━━━━━ Study material ━━━━━

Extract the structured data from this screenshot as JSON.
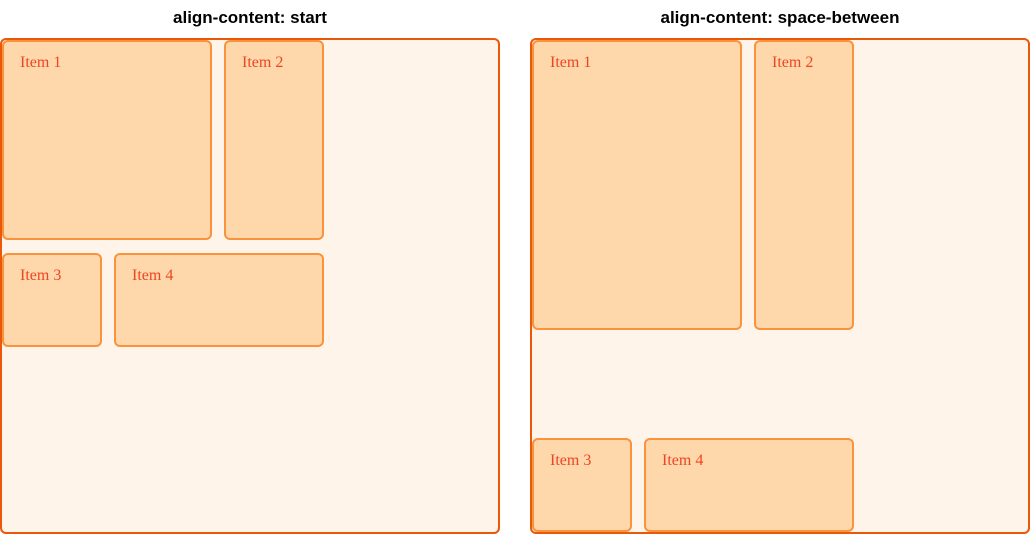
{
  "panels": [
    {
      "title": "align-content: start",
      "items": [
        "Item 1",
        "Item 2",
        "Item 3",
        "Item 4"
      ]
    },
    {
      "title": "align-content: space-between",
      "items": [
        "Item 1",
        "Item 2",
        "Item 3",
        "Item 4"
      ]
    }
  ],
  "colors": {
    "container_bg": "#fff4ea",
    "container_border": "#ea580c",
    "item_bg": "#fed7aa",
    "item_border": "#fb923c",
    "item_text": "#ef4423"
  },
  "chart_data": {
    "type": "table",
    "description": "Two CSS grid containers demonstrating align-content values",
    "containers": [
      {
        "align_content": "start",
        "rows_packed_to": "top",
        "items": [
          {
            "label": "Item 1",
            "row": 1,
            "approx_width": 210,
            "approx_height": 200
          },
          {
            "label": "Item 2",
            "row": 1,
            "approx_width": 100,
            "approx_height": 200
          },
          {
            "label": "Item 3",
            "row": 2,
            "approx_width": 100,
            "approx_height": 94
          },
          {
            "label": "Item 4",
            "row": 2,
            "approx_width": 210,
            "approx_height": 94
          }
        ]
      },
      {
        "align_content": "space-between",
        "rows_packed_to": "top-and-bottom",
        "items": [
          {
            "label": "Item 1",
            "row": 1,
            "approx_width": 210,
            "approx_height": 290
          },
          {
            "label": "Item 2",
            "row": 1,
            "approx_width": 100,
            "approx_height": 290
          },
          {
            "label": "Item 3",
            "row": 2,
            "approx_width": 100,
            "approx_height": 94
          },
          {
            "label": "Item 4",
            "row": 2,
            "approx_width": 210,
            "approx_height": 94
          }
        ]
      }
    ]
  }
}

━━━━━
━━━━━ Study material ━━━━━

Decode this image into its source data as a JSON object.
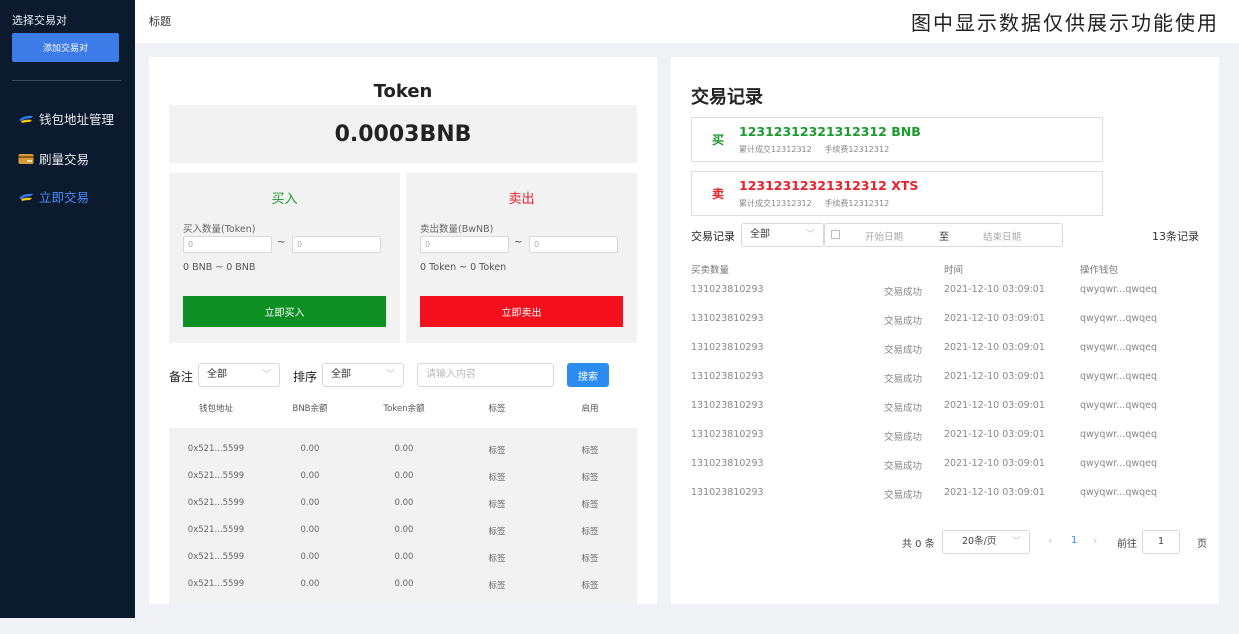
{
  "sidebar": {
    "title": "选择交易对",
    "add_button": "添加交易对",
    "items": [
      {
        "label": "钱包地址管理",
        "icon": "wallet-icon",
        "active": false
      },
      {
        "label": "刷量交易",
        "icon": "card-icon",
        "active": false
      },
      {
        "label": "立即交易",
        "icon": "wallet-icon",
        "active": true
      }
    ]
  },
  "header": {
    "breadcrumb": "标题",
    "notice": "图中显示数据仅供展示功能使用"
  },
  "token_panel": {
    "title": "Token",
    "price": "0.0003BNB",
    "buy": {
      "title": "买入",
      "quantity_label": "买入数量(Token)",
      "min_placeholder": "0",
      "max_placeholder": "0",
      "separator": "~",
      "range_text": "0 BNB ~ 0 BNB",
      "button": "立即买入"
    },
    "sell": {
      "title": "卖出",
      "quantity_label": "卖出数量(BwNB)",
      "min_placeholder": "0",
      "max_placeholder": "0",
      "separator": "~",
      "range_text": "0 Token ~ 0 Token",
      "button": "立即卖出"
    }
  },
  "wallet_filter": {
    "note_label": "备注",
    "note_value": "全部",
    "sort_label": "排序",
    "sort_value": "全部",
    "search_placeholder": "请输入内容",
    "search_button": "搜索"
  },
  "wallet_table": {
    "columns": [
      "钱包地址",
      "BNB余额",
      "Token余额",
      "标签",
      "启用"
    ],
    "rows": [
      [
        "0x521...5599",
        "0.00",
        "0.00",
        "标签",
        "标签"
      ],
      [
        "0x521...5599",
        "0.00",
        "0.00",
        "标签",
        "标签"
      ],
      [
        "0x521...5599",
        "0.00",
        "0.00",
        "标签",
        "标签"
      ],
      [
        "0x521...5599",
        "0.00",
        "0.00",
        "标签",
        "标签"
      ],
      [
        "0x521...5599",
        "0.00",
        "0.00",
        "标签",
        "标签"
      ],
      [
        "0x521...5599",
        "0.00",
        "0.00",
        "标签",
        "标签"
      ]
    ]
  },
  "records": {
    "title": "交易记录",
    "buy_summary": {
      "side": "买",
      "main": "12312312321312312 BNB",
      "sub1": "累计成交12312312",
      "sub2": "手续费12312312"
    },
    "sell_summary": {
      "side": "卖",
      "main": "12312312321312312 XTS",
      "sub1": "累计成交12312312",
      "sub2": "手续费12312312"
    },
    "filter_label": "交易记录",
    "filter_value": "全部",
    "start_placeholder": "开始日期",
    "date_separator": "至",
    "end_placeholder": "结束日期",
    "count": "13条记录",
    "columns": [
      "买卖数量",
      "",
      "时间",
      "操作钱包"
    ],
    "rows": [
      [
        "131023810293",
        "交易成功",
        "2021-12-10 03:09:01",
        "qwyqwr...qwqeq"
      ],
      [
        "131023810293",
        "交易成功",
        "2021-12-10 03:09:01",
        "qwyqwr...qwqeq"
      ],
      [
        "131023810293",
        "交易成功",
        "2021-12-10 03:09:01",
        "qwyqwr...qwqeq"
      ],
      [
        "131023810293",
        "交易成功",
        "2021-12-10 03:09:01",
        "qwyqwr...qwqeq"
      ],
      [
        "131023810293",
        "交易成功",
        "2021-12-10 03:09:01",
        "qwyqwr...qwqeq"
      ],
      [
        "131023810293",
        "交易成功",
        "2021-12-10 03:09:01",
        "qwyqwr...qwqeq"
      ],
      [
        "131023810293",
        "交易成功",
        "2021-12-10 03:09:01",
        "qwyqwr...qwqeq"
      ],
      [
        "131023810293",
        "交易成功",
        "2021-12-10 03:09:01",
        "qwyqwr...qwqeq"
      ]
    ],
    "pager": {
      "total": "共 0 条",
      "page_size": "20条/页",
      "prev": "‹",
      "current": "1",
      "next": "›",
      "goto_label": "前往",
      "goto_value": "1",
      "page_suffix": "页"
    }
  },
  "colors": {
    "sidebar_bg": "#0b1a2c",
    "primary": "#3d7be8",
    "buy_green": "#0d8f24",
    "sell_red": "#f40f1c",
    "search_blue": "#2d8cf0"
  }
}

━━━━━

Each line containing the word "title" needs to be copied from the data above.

      "title": "align-content: start",
      "title": "align-content: space-between",
    "title": "选择交易对",
    "title": "Token",
      "title": "买入",
      "title": "卖出",
    "title": "交易记录",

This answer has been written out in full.